**Data about app and page elements:**
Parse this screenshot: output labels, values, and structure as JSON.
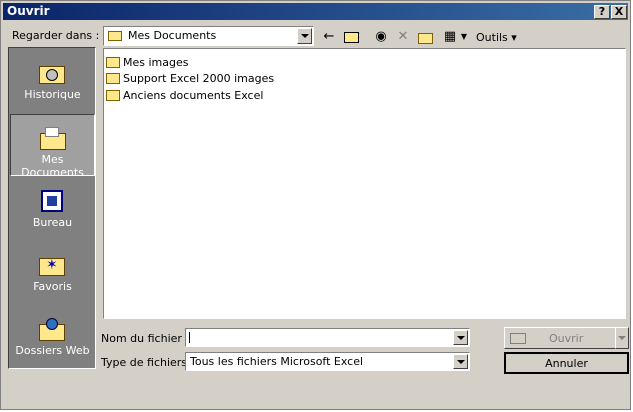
{
  "window": {
    "title": "Ouvrir",
    "help_button": "?",
    "close_button": "X"
  },
  "lookin": {
    "label": "Regarder dans :",
    "value": "Mes Documents"
  },
  "toolbar": {
    "tools_label": "Outils"
  },
  "places": [
    {
      "label": "Historique",
      "icon": "history-icon"
    },
    {
      "label": "Mes Documents",
      "icon": "my-documents-icon"
    },
    {
      "label": "Bureau",
      "icon": "desktop-icon"
    },
    {
      "label": "Favoris",
      "icon": "favorites-icon"
    },
    {
      "label": "Dossiers Web",
      "icon": "web-folders-icon"
    }
  ],
  "files": [
    {
      "name": "Mes images"
    },
    {
      "name": "Support Excel 2000 images"
    },
    {
      "name": "Anciens documents Excel"
    }
  ],
  "filename": {
    "label": "Nom du fichier :",
    "value": ""
  },
  "filetype": {
    "label": "Type de fichiers :",
    "value": "Tous les fichiers Microsoft Excel"
  },
  "buttons": {
    "open": "Ouvrir",
    "cancel": "Annuler"
  }
}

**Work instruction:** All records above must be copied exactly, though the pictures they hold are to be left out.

**Solution to this problem:**
Parse this screenshot: output labels, values, and structure as JSON.
{
  "window": {
    "title": "Ouvrir",
    "help_button": "?",
    "close_button": "X"
  },
  "lookin": {
    "label": "Regarder dans :",
    "value": "Mes Documents"
  },
  "toolbar": {
    "tools_label": "Outils"
  },
  "places": [
    {
      "label": "Historique",
      "icon": "history-icon"
    },
    {
      "label": "Mes Documents",
      "icon": "my-documents-icon"
    },
    {
      "label": "Bureau",
      "icon": "desktop-icon"
    },
    {
      "label": "Favoris",
      "icon": "favorites-icon"
    },
    {
      "label": "Dossiers Web",
      "icon": "web-folders-icon"
    }
  ],
  "files": [
    {
      "name": "Mes images"
    },
    {
      "name": "Support Excel 2000 images"
    },
    {
      "name": "Anciens documents Excel"
    }
  ],
  "filename": {
    "label": "Nom du fichier :",
    "value": ""
  },
  "filetype": {
    "label": "Type de fichiers :",
    "value": "Tous les fichiers Microsoft Excel"
  },
  "buttons": {
    "open": "Ouvrir",
    "cancel": "Annuler"
  }
}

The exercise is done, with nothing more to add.